It’s just another day in Samoa’s political journey
Well there you have it. Another chapter in Samoa’s political history unfolded and was written on Tuesday.
If journalism is the first rough draft of history as Phillip Graham said, then the front page of yesterday’s Samoa Observer, inside stories, and the other stories in print and other forms of media, is all that remains for us to ponder upon as we navigate our way through these rather interesting times in our journey as a nation.
Truth be told, Parliament and politics in Samoa has not been this interesting and relevant to many people for a long, long time. With the ruling Human Rights Protection Party having been in power for nearly 40 years, people can be forgiven for dozing off from time to time, watching the same film over and over. It’s natural.
But the political dynamics appear to have kicked into another gear in the recent past with the General Election around the corner, largely driven by some fascinating developments in the political landscape involving some key movers and shakers.

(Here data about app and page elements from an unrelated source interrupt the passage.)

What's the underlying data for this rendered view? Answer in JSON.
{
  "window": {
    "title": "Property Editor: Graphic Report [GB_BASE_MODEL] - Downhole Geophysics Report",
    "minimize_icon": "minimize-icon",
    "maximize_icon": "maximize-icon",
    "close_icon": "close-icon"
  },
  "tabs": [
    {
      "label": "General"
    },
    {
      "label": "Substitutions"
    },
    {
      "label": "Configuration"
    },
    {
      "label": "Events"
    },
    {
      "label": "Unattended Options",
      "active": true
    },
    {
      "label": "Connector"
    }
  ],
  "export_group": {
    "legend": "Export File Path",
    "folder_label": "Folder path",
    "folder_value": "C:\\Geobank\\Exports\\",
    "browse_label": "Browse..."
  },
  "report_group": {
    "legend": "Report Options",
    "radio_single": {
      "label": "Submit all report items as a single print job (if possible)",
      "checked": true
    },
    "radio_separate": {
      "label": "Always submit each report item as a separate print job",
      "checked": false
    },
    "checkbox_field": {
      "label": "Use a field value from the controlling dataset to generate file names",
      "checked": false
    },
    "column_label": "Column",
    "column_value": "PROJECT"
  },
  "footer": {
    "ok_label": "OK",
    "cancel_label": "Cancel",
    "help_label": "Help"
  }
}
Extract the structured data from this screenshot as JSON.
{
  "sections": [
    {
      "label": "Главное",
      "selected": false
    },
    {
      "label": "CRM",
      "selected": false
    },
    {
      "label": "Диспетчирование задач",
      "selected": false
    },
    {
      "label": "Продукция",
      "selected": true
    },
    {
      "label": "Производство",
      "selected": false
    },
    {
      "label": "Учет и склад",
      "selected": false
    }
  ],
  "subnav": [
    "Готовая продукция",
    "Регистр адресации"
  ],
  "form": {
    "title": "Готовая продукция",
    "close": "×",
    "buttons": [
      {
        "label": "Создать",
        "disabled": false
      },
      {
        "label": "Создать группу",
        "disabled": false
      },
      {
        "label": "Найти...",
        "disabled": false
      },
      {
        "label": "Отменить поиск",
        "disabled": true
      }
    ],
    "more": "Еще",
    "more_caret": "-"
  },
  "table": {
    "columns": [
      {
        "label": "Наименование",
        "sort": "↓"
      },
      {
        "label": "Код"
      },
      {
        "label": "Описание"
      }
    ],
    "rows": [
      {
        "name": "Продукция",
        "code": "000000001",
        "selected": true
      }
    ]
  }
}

One of them is none other than the charismatic Gagaifomauga No. 3 Member of Parliament, La’aulialemalietoa Leuatea Schmidt. A former Speaker of Parliament and a Cabinet Minister, La’auli’s story including his exit from the H.R.P.P. and the by-election he had just won has been well told.
But as if we haven’t seen enough drama already, Tuesday was another intriguing chapter. It happened when he was asked to rise to take his oath in Parliament, a very ordinary event that suddenly found a life of its own.
After La’auli had placed his hand on the Holy Bible and recited his oath, the Speaker of Parliament, Leaupepe Toleafoa Fa'afisi, objected to the Member of Parliament’s use of the “Laaulialemalietoa” title. Leaupepe said this was important to ensure Members of Parliament are seen to be doing what is right and acceptable in accordance to the law. He went on to caution La'auli that he could be charged for making a false declaration and he could not accept him as a Member of Parliament unless he declares "your true name."
Not many people would have seen this coming but given the developments between Prime Minister Tuilaepa Dr. Sailele Malielegaoi and La’auli leading up to Tuesday, it was hardly surprising. Indeed, since he questioned the almighty establishment, the Government has been out to make life difficult and humiliate La’auli as much as they can. Tuesday’s incident in Parliament was a new low and it showed just how petty and bitter some people can be.
To Laauli’s credit, however, after a brief moment of awkwardness, he composed himself and found the strength to recite his oath, yielding to what the Speaker demanded. In doing so, a potentially embarrassing situation, where a Member of Parliament who has just won an election, is ejected by the Speaker over a technicality, was avoided.
But then again, there was something about Speaker Leaupepe on Tuesday. On his last political legs before he retires, he appears to have suddenly found a renewed vigour for his job. Prior to the swearing-in incident, he proceeded to read out the riot act on ethics, acceptable standards and the importance of maintaining integrity for Members of Parliament. Wonderful. Absolutely.
“Each member should respect the law, and each member should respect each law in Samoa and protect the laws under the Constitution,” said Leaupepe.
Well that’s a big call about the Constitution, isn’t it? Coming from a veteran Speaker of Parliament who has presided over countless amendments to the Constitution, does he really expect people to believe what he is saying?
Let’s be honest, we’ve lost count of the many changes this Government, and Parliament, have made to the Constitution. Judging from the number of times the Constitution has been amended lately, people can be excused for thinking that this country’s founding law has become a mere plaything for some politicians.
The three bills before Parliament proposing a total restructure of the Land and Titles Court and the judiciary are a classic example of this but then that’s a yarn for another time.
Ironically, the Speaker of Parliament was making all this noise during an urgent Parliament meeting called to discuss changes to a law where the Constitution was changed. We’re talking about the Electoral Act 2019, which introduced monumental changes that have fractured Samoa’s traditional structure, culture and voting system.
The Act was subject to a legal challenge in the Supreme Court by Tuala Iosefo Ponifasio and Papali’i Panoa Tavita. Although the challenge was later withdrawn when the parties reached a compromise, the idea that a law where Parliament changed the Constitution was deemed “unconstitutional” and “discriminatory,” requiring urgent redrafting and an urgent Parliament session on Tuesday, does not reflect well on the sentiments espoused by the Speaker.
But then again, one could be forgiven for thinking that Tuesday’s urgent session was an opportunity exploited by the Government to make more changes to the Electoral Act to plug holes that are starting to appear in the powerful H.R.P.P. machinery, following La’auli, Faumuina Wayne Fong and Fiame Naomi Mata’afa’s exit.
How else can one explain a clause to stop Members of Parliament from switching allegiances, which was cunningly snuck in and passed, without any consultation or due process required for law making?
Now let’s pause here and think for a minute. Think about ethics, principles and what is decent and acceptable. Think about the respect for the rule of law. Such big noble ideals and words that sound so hollow looking at the latest chapter of Samoa’s political journey. Stay tuned!